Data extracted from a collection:
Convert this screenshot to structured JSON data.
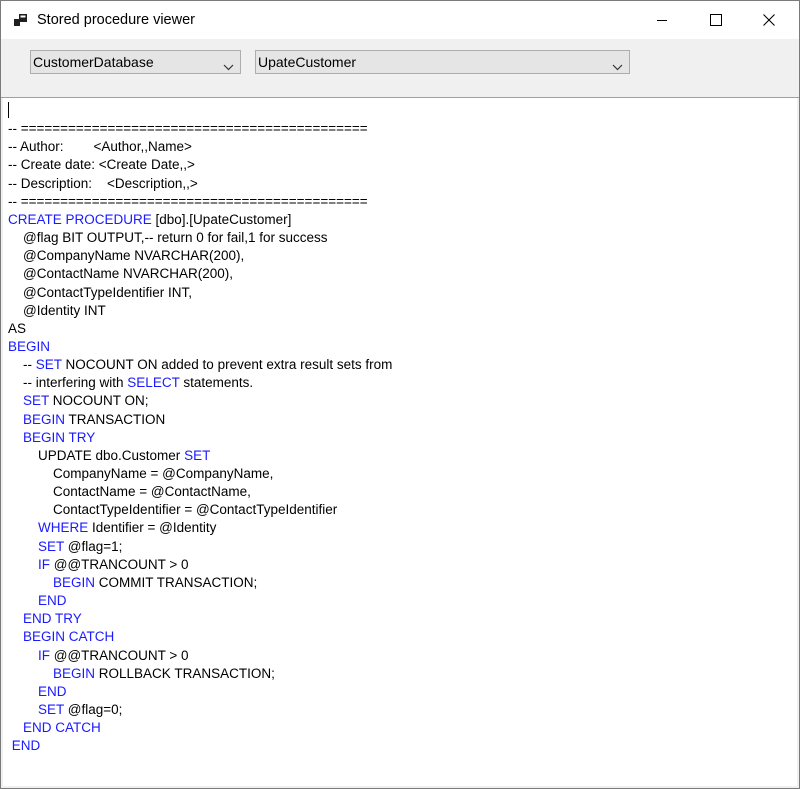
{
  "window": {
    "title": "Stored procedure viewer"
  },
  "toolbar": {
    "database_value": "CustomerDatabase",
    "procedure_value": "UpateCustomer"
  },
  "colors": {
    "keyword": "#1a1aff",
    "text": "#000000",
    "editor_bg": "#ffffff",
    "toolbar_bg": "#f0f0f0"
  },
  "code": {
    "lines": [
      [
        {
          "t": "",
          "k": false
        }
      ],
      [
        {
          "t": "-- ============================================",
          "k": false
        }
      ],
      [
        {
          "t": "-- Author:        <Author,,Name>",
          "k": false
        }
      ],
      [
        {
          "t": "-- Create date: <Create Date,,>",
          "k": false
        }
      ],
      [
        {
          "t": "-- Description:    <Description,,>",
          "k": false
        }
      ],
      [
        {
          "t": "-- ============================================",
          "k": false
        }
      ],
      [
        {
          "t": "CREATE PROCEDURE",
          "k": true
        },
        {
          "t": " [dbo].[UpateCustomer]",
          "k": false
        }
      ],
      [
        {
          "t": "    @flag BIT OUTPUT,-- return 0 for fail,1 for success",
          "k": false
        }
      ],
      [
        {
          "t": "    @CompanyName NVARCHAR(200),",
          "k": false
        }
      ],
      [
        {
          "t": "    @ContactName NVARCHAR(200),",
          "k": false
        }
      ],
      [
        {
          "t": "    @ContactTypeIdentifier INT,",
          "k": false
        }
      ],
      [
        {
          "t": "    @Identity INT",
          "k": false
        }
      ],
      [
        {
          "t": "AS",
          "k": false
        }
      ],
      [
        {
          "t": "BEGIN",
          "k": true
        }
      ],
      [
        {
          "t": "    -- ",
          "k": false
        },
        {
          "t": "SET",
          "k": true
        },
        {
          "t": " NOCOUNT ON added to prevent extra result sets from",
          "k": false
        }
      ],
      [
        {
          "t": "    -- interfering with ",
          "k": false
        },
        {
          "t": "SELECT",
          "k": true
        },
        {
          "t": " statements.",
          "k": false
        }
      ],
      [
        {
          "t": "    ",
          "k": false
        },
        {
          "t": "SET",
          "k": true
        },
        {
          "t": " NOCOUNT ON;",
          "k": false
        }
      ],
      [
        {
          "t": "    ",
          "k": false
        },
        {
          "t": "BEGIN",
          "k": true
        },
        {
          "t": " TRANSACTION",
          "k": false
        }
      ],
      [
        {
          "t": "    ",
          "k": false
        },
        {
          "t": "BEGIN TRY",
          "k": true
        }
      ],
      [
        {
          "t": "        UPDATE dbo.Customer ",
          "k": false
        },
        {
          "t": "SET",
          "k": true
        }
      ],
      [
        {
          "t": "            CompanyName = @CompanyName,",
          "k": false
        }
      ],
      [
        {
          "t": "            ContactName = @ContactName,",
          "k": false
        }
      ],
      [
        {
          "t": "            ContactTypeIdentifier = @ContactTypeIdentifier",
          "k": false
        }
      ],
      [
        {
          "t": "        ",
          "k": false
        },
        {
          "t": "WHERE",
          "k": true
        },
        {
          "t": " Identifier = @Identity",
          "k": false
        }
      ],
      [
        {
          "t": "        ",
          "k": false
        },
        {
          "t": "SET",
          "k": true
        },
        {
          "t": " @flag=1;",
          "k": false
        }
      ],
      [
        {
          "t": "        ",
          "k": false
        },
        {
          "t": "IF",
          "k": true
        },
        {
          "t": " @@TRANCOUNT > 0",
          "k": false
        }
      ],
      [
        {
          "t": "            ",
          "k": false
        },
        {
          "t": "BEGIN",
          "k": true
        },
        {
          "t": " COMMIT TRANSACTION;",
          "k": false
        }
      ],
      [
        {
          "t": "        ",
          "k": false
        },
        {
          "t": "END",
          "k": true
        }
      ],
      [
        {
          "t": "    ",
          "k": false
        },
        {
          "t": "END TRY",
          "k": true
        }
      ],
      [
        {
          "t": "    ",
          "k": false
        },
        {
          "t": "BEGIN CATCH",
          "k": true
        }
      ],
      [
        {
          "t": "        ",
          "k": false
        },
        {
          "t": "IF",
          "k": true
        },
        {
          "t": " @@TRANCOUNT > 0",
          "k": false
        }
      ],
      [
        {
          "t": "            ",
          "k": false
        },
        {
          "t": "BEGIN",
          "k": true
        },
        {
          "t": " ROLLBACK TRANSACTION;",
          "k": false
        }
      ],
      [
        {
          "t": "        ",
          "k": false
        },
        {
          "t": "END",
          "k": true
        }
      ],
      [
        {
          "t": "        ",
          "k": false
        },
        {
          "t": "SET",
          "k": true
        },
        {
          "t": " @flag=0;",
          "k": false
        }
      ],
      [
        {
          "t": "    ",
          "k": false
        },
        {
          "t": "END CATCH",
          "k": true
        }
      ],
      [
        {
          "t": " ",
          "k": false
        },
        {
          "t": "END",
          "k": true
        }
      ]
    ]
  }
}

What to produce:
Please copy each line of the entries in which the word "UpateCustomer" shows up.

Completed exercise:
    "procedure_value": "UpateCustomer"
          "t": " [dbo].[UpateCustomer]",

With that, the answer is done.